The problem with a secret life of seams is you can’t tell everyone to go away and let you work up a sweat-soaked sewing machine frenzy. People insist on you turning up to work and sometimes talking to them because you have a ‘relationship’. Ugh.
So sadly my poor FBA top, the Palmer/Pletsch creation, is still not finished!
But I can show you what I’ve been doing to it. Behold, the inside of the French Mustard top, so called because it’s kind of mustard and it’s full of french seams:
Before I started, I knew I needed some secure finishing because this light synthetic fabric frays. I’d tackled french side seams on my hot pink Sorbetto last year so knew this was straight-forward and decided if I put the sleeves in flat, there was no reason frenching the armholes wouldn’t be doable as well.
And it was. I now have seams that withstand all my vigorous arm movements like whacking people with my sewing ruler.
What?
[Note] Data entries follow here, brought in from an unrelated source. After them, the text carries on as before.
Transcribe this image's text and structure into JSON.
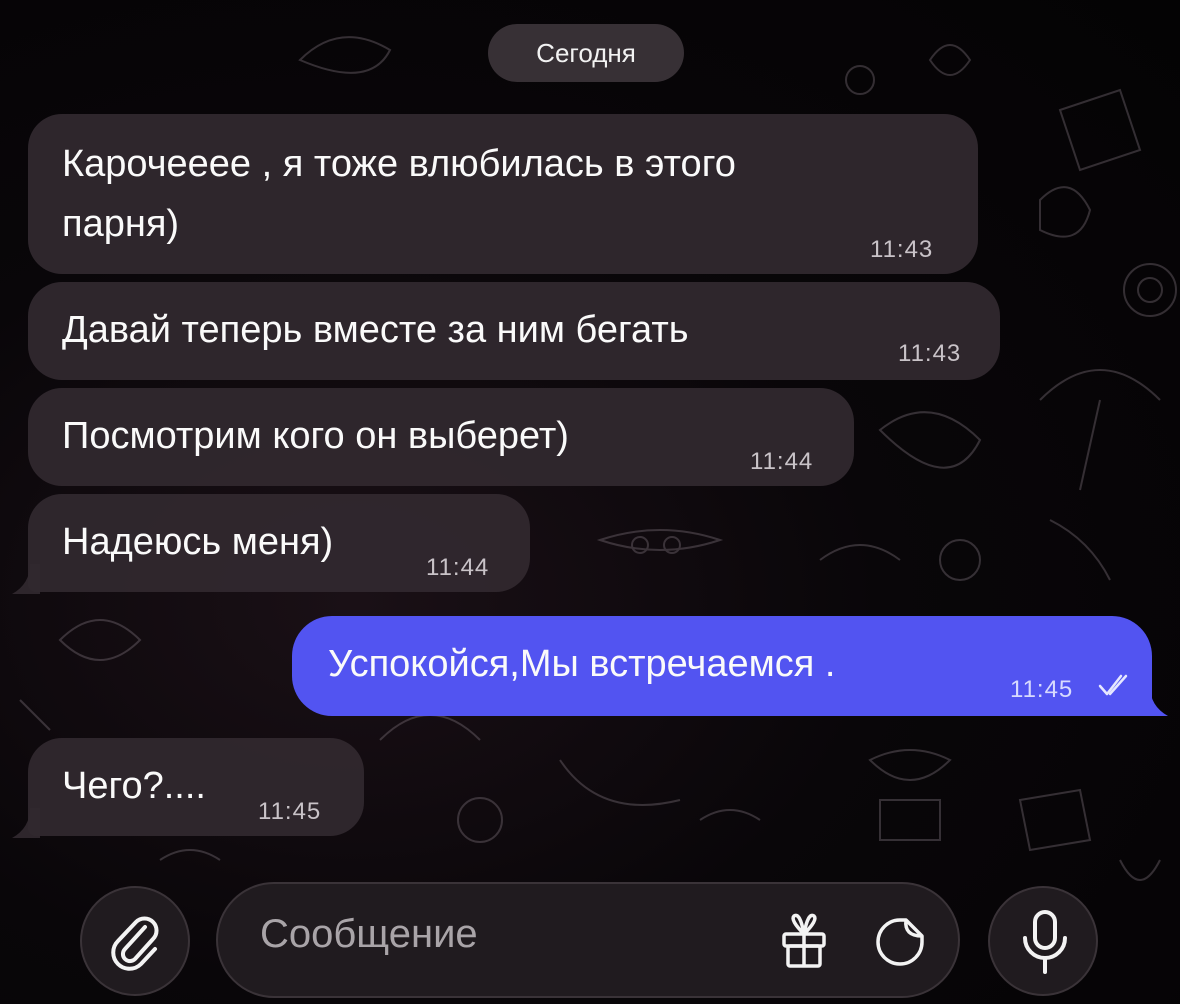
{
  "chat": {
    "date_separator": "Сегодня",
    "messages": [
      {
        "direction": "incoming",
        "line1": "Карочееее , я тоже влюбилась в этого",
        "line2": "парня)",
        "time": "11:43"
      },
      {
        "direction": "incoming",
        "text": "Давай теперь вместе за ним бегать",
        "time": "11:43"
      },
      {
        "direction": "incoming",
        "text": "Посмотрим кого он выберет)",
        "time": "11:44"
      },
      {
        "direction": "incoming",
        "text": "Надеюсь меня)",
        "time": "11:44"
      },
      {
        "direction": "outgoing",
        "text": "Успокойся,Мы встречаемся .",
        "time": "11:45",
        "status_icon": "double-check-icon"
      },
      {
        "direction": "incoming",
        "text": "Чего?....",
        "time": "11:45"
      }
    ]
  },
  "composer": {
    "placeholder": "Сообщение",
    "icons": {
      "attach": "paperclip-icon",
      "gift": "gift-icon",
      "sticker": "sticker-icon",
      "voice": "microphone-icon"
    }
  },
  "colors": {
    "incoming_bubble": "#30282e",
    "outgoing_bubble": "#5254f1",
    "background": "#090609"
  }
}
Oh like you don’t do that.
Turns out there was something in the blog ether because Grainline Studio did a tutorial on this very subject a few days after I finished the seams. She has a great walk-through so do check it out if you’re interested in this approach.
Unfortunately the gathering of the sleeve into the cuffs is horribly uneven:
I was experimenting with three lines of basting to improve my gathering, since the sleeve gathering sucked. For the first cuff on the right, my lines of basting were all above the seam line. For the second cuff on the left, one line of basting was below the seam line. This created a much smaller set of gathers.
I think the trick to this experimenting with better techniques thing is to do it consistently, not on a sleeve-by-sleeve basis.
Experiments still to come: an invisible zipper and drafting my own contrast peter pan collar.